After remaining a few days in port she sailed again, and on the 19th of August—precisely one month after her escape—was lucky enough to fall in with one of the same frigates cruising alone and with her name emblazoned in large characters in her fore-topsail.
Nothing daunted at this, however, the Constitution took the liberty of edging down for the purpose of ascertaining the object of such a close pursuit a few weeks before.
As soon as the two ships were within whispering distance, an explanation commenced which after a close conference of thirty minutes, ended to the complete satisfaction of capt. Hull. She proved to be H. B. M. frigate Guerriere, captain Dacres, of 49 guns and 302 men, and had been totally dismasted and in other respects was rendered such a complete wreck, that getting her into port was altogether out of the question.
She was accordingly burned, and the Constitution returned again to Boston, where she arrived on the 30th August. Never shall we forget the enthusiasm with which she was received.
The dry dock into which Old Ironsides is now about to be taken, as well as the one which has recently been completed at Norfolk, is undoubtedly one of the most splendid specimens of stone masonry to be found in the world.
We have heard it spoken of by intelligent travelers, who have visited most of the naval depots in Great Britain, France and Russia, as by far surpassing anything of the sort they had ever before witnessed.
Indeed no expense has been spared by the government to render these magnificent public works as complete and perfect in every respect as possible. They were planned and have been constructed under the superintending care of Colonel Loammi Baldwin, a gentleman who, for skill and science, has no superior in the country.

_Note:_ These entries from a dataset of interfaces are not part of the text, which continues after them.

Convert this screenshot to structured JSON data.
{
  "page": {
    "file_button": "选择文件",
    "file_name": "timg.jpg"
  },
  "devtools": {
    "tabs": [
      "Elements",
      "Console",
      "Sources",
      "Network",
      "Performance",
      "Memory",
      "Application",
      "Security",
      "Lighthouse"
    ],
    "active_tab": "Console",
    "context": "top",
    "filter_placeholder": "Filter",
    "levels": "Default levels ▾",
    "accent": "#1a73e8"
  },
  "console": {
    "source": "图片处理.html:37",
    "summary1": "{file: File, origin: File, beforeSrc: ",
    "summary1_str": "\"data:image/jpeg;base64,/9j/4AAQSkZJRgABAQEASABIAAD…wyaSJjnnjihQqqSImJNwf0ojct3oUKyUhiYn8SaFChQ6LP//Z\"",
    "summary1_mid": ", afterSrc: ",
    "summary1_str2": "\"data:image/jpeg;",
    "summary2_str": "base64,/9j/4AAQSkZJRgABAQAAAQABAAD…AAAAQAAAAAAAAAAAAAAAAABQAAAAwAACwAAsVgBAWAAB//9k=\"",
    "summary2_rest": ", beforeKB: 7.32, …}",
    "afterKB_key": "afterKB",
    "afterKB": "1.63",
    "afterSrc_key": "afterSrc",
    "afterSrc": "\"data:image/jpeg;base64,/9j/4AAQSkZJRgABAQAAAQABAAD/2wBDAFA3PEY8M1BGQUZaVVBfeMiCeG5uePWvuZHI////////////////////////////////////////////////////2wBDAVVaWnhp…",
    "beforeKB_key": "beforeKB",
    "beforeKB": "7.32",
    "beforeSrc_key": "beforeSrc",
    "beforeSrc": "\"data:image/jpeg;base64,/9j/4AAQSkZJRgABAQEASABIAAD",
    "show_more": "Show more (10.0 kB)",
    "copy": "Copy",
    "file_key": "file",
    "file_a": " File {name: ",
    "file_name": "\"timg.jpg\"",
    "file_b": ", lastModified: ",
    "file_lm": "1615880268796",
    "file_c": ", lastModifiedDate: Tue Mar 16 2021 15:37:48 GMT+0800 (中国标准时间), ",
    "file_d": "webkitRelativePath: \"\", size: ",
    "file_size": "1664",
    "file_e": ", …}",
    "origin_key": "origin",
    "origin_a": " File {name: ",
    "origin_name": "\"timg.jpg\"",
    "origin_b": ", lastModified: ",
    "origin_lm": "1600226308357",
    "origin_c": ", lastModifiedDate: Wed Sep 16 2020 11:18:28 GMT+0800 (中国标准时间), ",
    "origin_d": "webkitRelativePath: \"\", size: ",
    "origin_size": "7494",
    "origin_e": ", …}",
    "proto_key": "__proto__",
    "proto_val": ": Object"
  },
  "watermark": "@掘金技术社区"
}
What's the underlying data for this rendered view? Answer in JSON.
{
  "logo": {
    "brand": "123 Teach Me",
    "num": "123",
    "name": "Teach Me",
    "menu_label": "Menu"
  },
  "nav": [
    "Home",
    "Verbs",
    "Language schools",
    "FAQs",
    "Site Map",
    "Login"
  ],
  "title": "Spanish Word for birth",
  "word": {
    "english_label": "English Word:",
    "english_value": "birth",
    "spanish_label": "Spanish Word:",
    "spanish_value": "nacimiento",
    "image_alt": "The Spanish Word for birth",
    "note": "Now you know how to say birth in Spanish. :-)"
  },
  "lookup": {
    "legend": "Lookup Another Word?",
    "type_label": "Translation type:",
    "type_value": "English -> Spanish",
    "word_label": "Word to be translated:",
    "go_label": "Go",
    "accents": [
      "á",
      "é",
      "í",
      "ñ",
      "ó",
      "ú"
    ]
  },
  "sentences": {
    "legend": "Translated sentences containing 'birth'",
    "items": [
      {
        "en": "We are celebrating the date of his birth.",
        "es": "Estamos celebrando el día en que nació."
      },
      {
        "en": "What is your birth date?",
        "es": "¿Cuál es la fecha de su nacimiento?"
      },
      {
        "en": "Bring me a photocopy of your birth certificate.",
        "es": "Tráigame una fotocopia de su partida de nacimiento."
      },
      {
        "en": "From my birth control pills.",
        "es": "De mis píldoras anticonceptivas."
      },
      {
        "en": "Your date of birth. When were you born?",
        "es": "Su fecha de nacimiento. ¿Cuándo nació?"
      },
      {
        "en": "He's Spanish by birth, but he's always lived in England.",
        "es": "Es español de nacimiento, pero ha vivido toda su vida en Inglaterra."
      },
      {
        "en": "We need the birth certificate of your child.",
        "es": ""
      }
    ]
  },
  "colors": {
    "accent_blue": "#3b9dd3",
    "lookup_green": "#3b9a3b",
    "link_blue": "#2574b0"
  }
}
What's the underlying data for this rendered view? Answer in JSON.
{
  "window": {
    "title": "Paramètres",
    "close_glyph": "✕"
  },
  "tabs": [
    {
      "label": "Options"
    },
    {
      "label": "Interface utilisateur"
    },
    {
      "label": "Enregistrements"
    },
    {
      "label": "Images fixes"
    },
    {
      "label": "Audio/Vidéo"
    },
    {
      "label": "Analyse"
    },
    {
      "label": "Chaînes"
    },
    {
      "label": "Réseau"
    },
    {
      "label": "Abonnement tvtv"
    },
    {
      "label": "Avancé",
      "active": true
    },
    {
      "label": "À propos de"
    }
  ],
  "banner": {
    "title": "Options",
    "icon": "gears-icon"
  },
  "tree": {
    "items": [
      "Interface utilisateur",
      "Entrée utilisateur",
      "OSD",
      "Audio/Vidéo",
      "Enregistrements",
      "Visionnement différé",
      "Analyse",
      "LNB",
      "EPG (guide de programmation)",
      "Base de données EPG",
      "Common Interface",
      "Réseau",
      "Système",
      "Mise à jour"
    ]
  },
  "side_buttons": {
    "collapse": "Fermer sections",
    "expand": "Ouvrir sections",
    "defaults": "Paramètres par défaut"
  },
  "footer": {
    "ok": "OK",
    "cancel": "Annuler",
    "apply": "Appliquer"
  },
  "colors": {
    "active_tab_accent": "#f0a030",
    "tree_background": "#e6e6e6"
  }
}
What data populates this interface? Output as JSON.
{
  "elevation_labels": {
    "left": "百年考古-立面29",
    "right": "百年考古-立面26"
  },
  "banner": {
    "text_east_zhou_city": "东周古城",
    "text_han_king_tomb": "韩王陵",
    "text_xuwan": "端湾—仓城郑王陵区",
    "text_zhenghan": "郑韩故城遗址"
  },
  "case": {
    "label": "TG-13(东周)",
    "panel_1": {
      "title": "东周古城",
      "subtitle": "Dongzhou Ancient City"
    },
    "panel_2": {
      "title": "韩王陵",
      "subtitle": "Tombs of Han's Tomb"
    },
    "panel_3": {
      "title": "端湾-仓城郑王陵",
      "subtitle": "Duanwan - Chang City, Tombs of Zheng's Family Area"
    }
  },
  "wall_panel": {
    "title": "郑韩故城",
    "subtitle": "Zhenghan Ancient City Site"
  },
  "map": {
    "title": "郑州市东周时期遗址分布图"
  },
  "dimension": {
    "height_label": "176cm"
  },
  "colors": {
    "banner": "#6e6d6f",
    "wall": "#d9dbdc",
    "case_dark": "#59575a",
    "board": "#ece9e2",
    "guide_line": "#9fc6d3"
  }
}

The Hard Times Token shows with an artist’s image of the U.S.S. Constitution, circa 1900.